Although this poor experience, especially in an online environment, does not represent what may happen in real life interactions, I don’t think further testing is necessary. INTPs are born by nature to be disliked by the greater good, and that is separate from whether we should choose to serve it. It’s down to the way we think, no matter how normal we can learn to act on the outside. It cannot be inauthentic to distance yourself from people in general if that is required to maintain your own well-being. This is a lesson that has taken me a year to figure out for myself. It will take a while yet to become more comfortable with it too.
In Europe, I re-discovered a huge part of myself that has not seen light of day since I was a small kid. It felt like I opened Pandora’s box; if there was an INTP version then Pandora’s box probably contains emotions and feelings. This is not the first time I’ve opened such a box, but boy, I certainly didn’t expect to find a second. In fact, it kind of ruined many of my plans. I half-expected everything I learned in Europe to stay put, but that didn’t happen. On returning home it was a collision of two worlds—mostly peaceful—but I still have to figure out how to sort this mess and clear out what end up classifying as garbage.
A key difference between traveling and normal life is that when traveling you’ll meet and interact with people that you’ll never see again. In a way, the consequences of how you treat these people are irrelevant to you because they’re externalized, whereas at home it’s a small world and your actions may come to affect you and others with observable long-term effects. The idea that you can do whatever you want in another country with people you’ll never see again, that actually makes me feel more safe about expressing kindness, whether or not it is appreciated. Not being around to see the repercussions is good, because I don’t grow attached (and I don’t have the ability to care).
Unfortunately, arriving home, realizing and coming to terms with the fact that I still have friends from the trip—people who I have grown to care about—is rough. When people get to know a certain part of me, I care too much. I’m too emotionally sensitive. And this contrasts greatly with my logical side, which craves a bit more sanity in everyday life. It’s hard for me to maintain a healthy middle ground, and while switching between the two is possible, it’s still chaotic.
Friends are resources that you invest in for long-term benefits. That’s how most people seem to behave, and I should do well to learn that. The whole feelings and attachment thing is counterproductive and just gets in the way. No one feels the same way I do, and no one appreciates it, not even me. It’s a lose-lose thing.
I’ve learned a lot about this week about my state of progress. This new sense of emotional awareness is dangerous. The effort I’ve put into developing my emotional maturity has made a difference, but all the same the things I have to deal with now have escalated beyond my current capabilities. Human interaction affects my mood.
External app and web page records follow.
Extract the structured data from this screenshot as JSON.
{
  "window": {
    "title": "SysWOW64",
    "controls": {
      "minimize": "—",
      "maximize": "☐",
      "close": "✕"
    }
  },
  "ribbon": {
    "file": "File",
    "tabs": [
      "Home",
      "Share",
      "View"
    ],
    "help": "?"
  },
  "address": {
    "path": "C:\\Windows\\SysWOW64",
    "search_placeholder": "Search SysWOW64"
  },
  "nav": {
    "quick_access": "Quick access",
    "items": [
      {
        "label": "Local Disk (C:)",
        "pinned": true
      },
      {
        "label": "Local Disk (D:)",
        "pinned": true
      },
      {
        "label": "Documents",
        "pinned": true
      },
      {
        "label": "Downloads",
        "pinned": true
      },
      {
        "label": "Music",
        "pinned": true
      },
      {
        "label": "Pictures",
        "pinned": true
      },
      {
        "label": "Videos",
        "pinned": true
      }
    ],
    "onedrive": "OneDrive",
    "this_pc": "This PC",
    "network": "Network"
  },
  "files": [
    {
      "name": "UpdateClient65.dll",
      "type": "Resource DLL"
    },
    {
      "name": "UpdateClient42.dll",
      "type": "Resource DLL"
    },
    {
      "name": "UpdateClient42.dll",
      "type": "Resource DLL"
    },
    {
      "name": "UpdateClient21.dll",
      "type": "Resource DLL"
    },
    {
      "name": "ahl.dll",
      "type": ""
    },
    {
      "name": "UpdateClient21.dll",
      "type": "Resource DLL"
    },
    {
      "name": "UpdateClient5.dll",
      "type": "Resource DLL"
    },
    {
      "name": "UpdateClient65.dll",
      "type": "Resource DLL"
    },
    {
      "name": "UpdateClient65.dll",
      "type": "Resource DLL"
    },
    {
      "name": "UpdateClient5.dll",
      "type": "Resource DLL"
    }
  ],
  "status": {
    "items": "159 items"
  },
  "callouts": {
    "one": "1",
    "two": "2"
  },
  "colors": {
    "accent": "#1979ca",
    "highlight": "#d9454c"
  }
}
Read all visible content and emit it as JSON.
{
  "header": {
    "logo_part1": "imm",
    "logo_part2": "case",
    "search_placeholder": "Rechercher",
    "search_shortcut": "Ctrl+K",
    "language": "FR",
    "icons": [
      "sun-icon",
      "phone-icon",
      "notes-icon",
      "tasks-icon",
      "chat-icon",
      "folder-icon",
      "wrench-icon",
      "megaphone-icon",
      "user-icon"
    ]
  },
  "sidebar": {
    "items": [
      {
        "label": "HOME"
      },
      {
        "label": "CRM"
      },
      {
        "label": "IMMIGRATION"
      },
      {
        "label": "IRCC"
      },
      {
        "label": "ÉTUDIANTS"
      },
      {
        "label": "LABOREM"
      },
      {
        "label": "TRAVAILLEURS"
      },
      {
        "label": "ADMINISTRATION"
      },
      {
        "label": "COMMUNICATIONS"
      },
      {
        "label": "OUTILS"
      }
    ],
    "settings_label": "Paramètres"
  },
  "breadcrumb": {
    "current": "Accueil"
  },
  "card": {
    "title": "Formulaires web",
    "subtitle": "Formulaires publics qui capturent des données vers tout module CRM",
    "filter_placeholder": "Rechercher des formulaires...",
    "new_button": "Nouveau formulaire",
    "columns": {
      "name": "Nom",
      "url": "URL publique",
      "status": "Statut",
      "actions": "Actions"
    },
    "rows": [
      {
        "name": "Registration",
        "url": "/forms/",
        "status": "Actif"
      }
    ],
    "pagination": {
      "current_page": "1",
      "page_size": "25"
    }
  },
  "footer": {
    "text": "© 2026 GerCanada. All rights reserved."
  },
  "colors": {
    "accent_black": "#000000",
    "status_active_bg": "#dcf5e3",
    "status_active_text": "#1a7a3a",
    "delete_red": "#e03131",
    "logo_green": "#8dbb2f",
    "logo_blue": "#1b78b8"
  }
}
My mood affects my emotions and feelings. Strong feelings get overwhelming and distract me from things that matter more. If I can’t process all these feelings, the logical solution is to limit the source, which really comes down to human interaction.
I need to be more selfish. I need to stop caring so much. I need to realize that what people think of me, especially my friends, is irrelevant. People and friends are just resources, nothing more and nothing less. It is extremely difficult for me to adopt such a mantra, and yet I feel like it’s the healthy thing to do.
I care about you but I don’t give a shit what you think about me.
But to really test my theory, over the next week, I will: not initiate contact with friends, abstain from using empathy around people, stop feeling the need to explain myself, and avoid making new acquaintances. The outcome of the experiment does not even matter so much as the distance I’m trying to create and the audacity of continuing to take risks for the benefit of learning, even if it only makes sense to myself.